• _What to produce_
For each line of the data below that holds "background", copy the line.

[Web page and app entries]
------------------------------------------------------------

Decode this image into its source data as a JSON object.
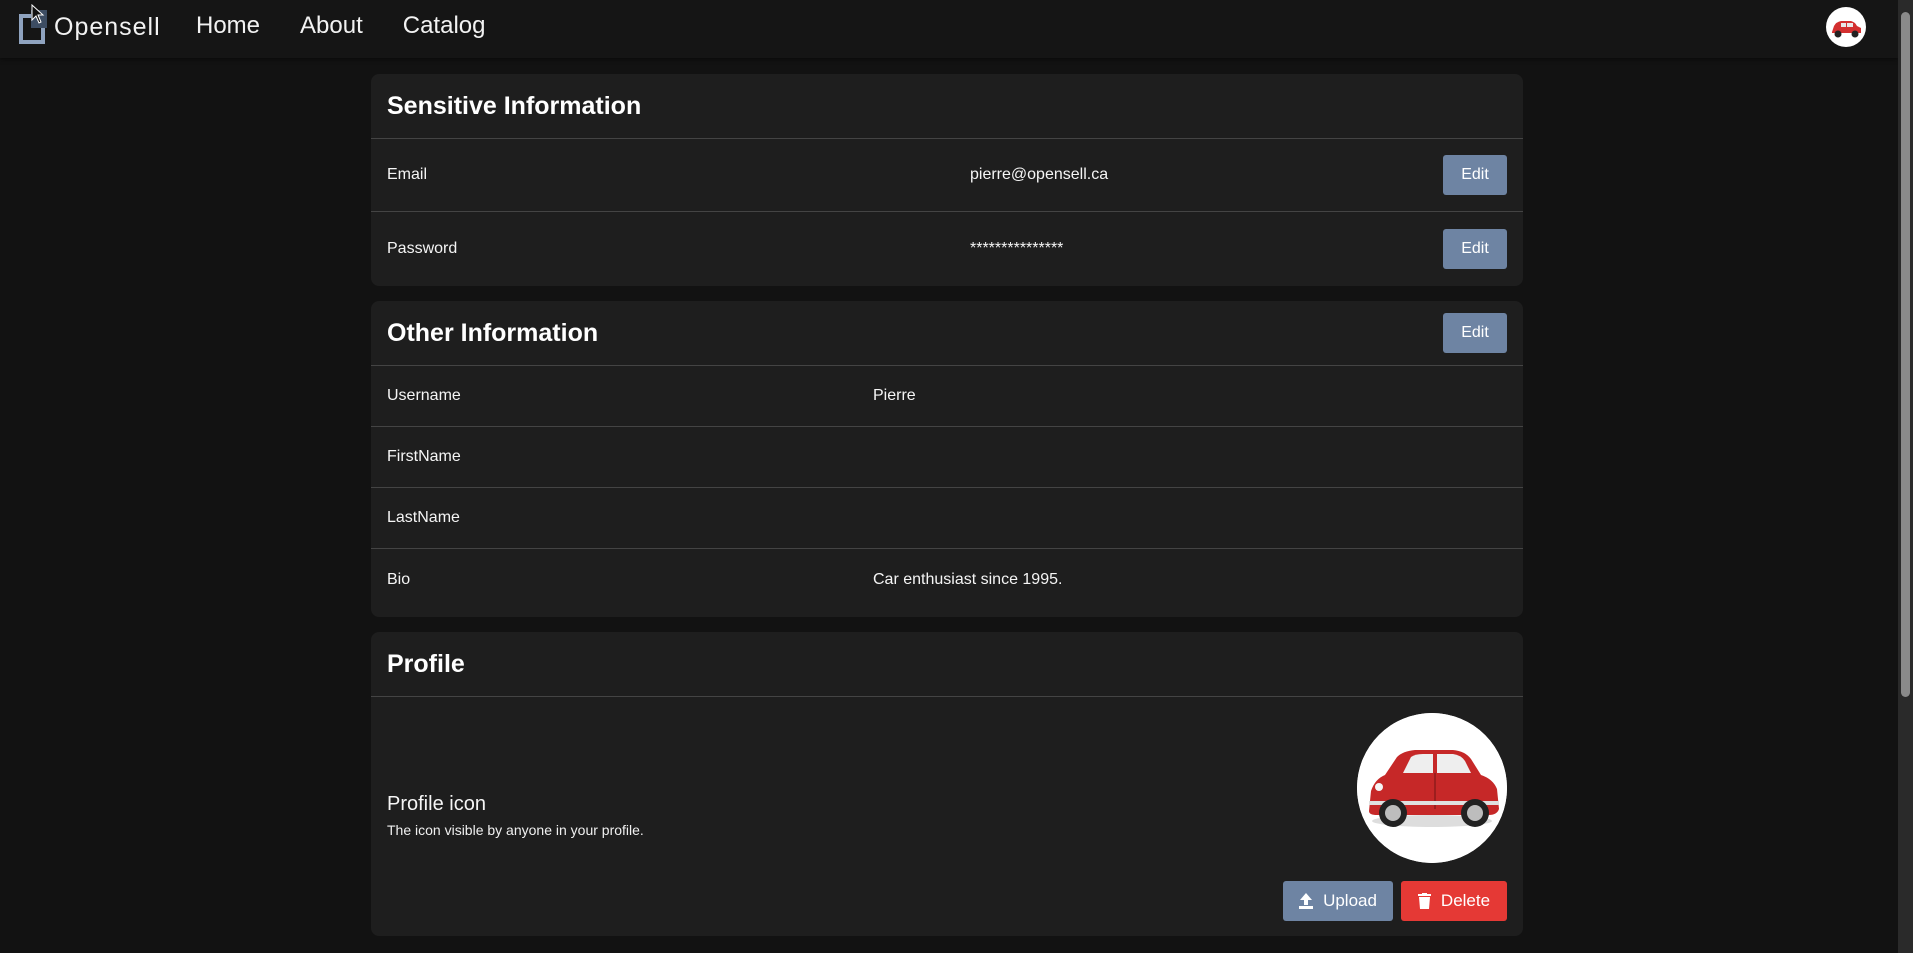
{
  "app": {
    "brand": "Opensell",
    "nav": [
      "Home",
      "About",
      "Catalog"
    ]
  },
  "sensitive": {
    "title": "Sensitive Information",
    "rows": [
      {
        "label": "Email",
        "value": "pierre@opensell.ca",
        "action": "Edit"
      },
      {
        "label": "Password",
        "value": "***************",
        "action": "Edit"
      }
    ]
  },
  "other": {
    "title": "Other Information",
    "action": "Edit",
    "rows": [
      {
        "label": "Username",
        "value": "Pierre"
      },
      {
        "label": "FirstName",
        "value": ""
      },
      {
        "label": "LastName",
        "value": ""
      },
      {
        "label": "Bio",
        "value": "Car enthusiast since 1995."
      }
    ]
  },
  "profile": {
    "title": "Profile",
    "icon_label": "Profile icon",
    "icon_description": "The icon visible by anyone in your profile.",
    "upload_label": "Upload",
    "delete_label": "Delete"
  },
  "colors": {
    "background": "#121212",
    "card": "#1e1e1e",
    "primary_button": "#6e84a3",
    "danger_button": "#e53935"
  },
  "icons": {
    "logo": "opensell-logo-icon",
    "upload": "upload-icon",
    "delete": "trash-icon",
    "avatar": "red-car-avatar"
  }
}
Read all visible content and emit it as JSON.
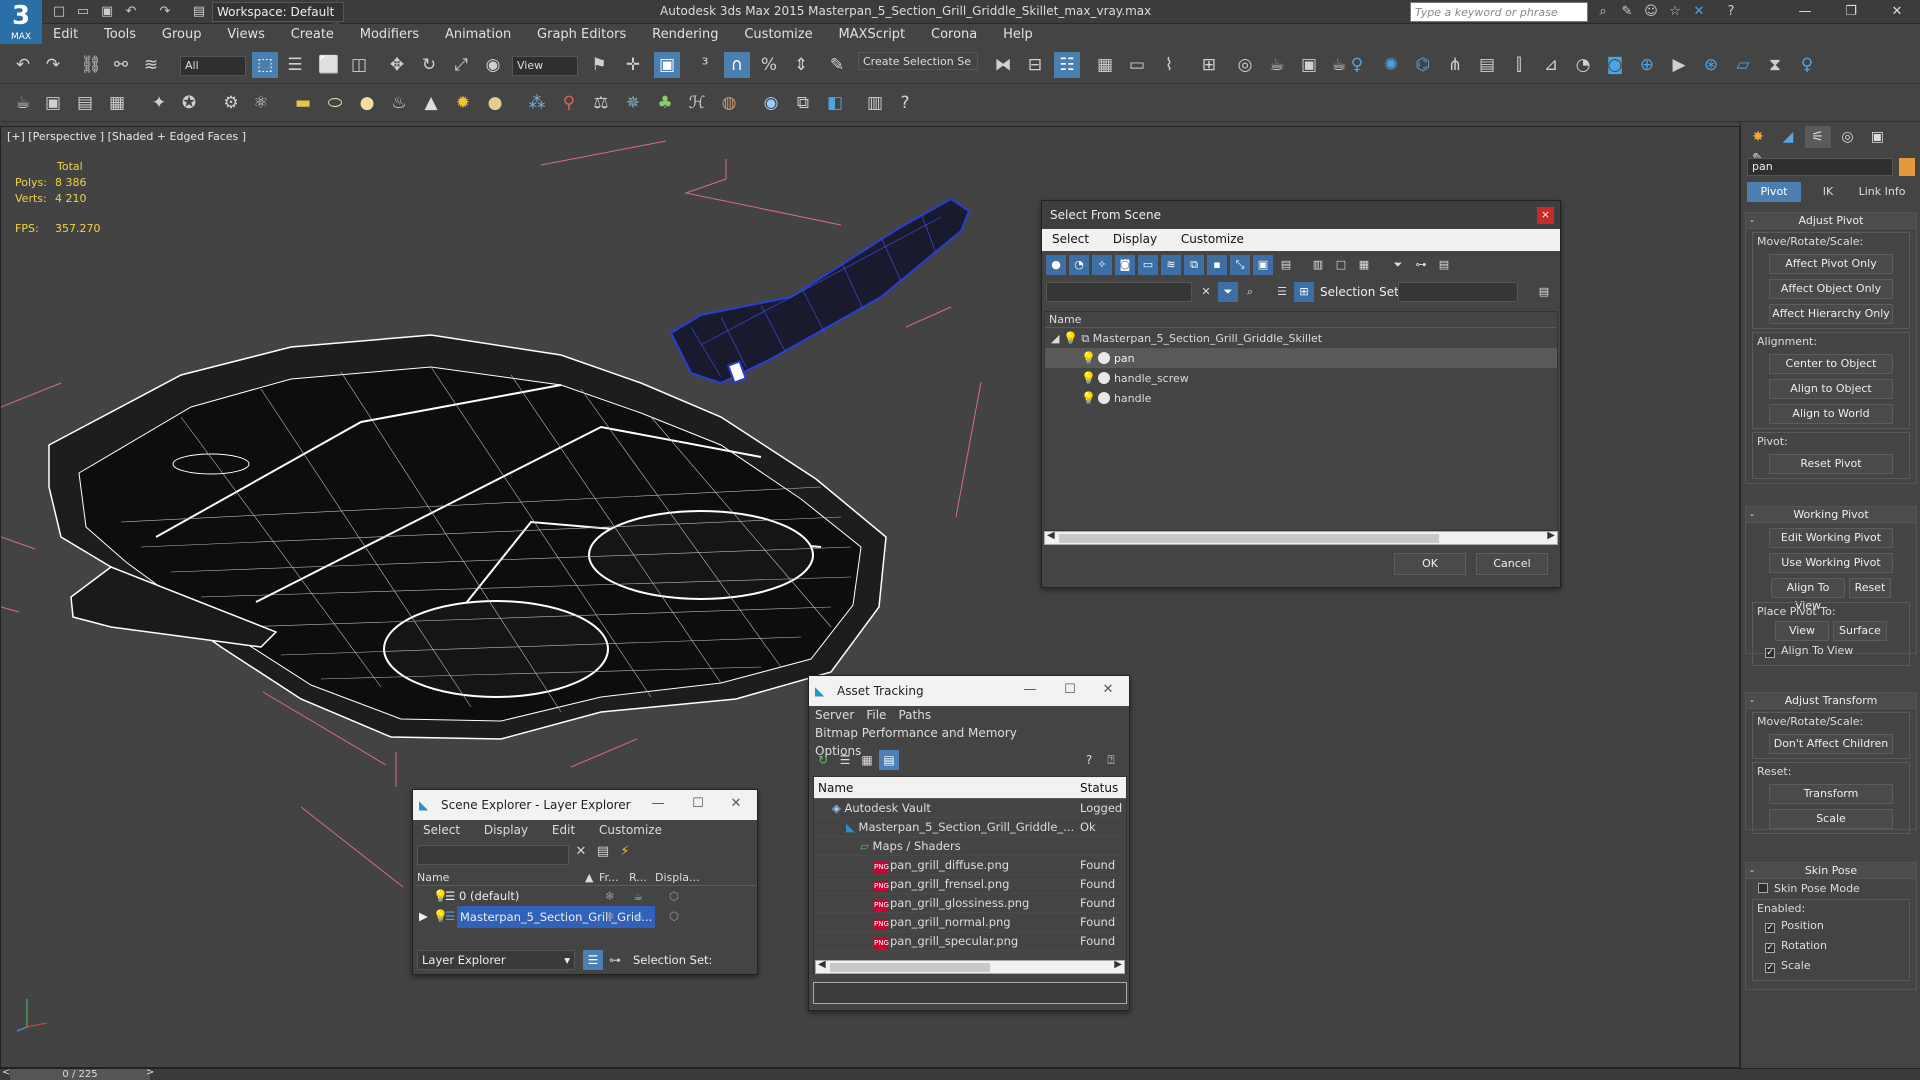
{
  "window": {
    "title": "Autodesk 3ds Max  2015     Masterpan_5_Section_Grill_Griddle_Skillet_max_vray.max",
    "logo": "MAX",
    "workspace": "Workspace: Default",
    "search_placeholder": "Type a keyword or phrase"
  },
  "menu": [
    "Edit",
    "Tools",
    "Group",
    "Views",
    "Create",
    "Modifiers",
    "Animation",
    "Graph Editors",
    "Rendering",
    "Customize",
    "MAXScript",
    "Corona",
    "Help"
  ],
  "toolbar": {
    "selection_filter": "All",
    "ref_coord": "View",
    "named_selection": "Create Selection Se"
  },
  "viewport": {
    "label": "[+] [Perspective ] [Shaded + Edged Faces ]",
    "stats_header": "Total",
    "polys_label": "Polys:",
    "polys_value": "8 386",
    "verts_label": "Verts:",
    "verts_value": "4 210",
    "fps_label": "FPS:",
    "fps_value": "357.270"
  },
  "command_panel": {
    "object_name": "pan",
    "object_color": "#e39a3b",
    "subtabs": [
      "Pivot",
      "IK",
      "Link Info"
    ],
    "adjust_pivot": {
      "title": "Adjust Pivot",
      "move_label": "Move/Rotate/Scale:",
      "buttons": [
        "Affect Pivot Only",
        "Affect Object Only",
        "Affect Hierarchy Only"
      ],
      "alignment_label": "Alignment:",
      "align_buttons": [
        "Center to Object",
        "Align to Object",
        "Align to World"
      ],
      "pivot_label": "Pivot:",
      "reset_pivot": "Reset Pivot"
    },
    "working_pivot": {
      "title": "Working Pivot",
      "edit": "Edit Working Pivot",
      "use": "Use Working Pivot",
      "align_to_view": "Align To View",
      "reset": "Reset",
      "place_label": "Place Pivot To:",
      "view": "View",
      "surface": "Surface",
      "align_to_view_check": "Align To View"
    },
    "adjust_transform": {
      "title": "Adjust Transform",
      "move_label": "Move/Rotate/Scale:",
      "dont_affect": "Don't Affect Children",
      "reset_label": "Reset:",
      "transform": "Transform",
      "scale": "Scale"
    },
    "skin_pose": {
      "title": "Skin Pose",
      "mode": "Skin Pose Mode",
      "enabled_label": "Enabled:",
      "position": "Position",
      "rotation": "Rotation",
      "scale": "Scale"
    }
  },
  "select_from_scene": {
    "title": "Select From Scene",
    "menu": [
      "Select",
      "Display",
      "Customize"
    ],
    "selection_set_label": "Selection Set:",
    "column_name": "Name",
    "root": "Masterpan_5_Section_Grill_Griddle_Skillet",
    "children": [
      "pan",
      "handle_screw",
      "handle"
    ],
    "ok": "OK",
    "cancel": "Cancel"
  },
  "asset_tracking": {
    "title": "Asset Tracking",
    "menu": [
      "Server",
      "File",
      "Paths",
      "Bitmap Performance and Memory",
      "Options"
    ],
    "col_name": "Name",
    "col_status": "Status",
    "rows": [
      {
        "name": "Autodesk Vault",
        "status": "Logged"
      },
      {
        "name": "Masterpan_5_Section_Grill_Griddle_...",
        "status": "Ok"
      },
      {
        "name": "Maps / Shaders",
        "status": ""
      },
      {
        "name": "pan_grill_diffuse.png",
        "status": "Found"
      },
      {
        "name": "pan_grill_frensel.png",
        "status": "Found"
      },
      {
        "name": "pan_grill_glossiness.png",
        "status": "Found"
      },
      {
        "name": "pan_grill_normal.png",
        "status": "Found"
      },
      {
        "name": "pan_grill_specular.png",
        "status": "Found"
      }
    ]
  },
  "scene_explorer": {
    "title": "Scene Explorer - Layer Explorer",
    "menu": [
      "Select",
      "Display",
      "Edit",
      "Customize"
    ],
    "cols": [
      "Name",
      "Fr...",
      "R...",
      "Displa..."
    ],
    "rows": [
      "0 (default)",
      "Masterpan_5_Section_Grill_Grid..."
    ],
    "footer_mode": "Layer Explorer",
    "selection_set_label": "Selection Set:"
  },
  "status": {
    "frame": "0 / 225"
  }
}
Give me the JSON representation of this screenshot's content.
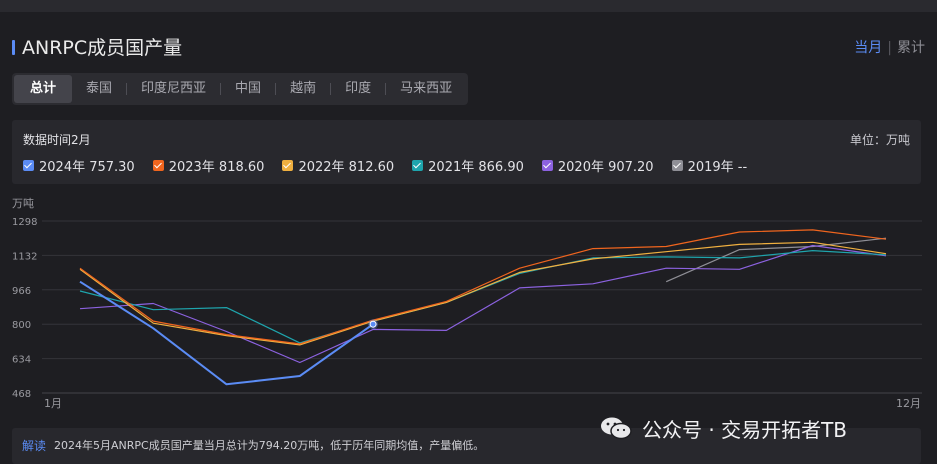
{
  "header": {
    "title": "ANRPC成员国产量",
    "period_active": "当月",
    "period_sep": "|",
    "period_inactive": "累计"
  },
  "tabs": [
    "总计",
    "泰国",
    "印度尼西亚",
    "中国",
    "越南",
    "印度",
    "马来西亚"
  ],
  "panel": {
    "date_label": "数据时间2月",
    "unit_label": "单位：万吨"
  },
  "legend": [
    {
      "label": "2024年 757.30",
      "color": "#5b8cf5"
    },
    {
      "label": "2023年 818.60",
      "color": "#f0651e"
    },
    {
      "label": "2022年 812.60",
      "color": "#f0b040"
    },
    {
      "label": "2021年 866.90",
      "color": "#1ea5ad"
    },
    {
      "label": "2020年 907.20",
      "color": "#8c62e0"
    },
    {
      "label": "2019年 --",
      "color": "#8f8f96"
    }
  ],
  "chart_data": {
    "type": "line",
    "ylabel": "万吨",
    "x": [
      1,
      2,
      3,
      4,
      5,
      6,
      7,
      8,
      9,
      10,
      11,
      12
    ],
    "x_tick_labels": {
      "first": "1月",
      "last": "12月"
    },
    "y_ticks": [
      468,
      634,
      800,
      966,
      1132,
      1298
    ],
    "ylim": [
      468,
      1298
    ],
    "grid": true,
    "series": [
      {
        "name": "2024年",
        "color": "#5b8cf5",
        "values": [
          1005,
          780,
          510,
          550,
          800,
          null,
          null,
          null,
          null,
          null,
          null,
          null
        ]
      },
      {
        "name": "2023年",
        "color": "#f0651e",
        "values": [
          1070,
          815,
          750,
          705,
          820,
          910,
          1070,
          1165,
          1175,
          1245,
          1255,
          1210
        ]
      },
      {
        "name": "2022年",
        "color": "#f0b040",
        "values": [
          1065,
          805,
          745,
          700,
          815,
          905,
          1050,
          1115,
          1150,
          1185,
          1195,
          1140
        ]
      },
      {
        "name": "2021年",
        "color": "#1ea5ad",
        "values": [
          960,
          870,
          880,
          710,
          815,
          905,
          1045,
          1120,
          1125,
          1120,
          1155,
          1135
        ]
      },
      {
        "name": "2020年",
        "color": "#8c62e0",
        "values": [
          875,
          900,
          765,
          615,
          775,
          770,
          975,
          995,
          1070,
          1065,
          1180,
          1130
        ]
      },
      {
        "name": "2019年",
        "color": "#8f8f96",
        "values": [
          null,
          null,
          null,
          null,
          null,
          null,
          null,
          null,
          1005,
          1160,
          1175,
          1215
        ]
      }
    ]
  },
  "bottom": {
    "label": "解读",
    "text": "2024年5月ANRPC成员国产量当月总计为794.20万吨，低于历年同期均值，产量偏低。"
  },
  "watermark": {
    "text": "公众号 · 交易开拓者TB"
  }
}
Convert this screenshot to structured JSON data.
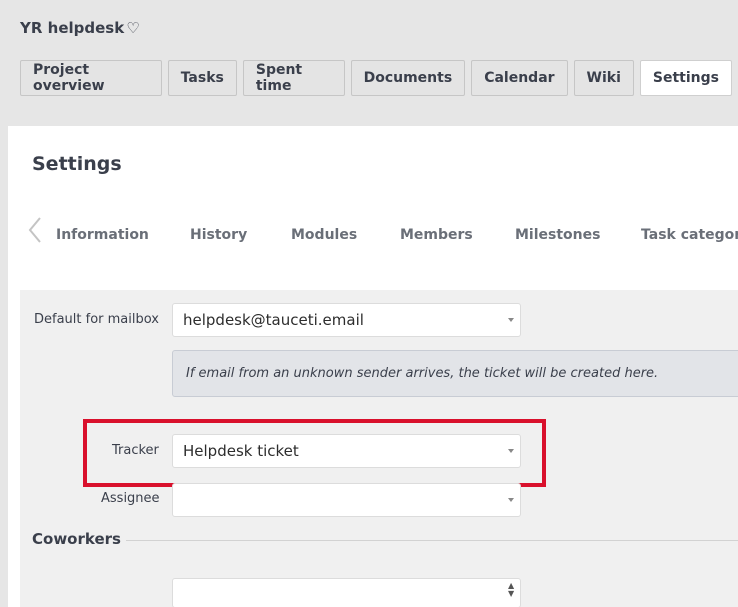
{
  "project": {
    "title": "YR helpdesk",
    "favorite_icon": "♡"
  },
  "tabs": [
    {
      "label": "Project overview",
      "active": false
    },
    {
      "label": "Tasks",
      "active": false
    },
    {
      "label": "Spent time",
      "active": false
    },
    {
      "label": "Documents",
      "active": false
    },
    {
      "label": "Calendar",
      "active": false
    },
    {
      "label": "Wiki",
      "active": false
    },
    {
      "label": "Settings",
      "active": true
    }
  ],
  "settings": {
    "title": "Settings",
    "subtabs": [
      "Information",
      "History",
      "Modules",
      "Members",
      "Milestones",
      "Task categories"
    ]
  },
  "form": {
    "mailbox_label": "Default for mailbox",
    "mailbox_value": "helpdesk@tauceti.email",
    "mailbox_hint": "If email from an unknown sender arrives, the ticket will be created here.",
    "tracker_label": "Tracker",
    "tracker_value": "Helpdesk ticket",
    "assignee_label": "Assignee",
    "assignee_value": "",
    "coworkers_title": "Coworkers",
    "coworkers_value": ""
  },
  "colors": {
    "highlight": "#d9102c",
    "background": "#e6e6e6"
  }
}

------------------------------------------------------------

• _Task response_
    "background": "#121212",
    "background": "#e6e6e6"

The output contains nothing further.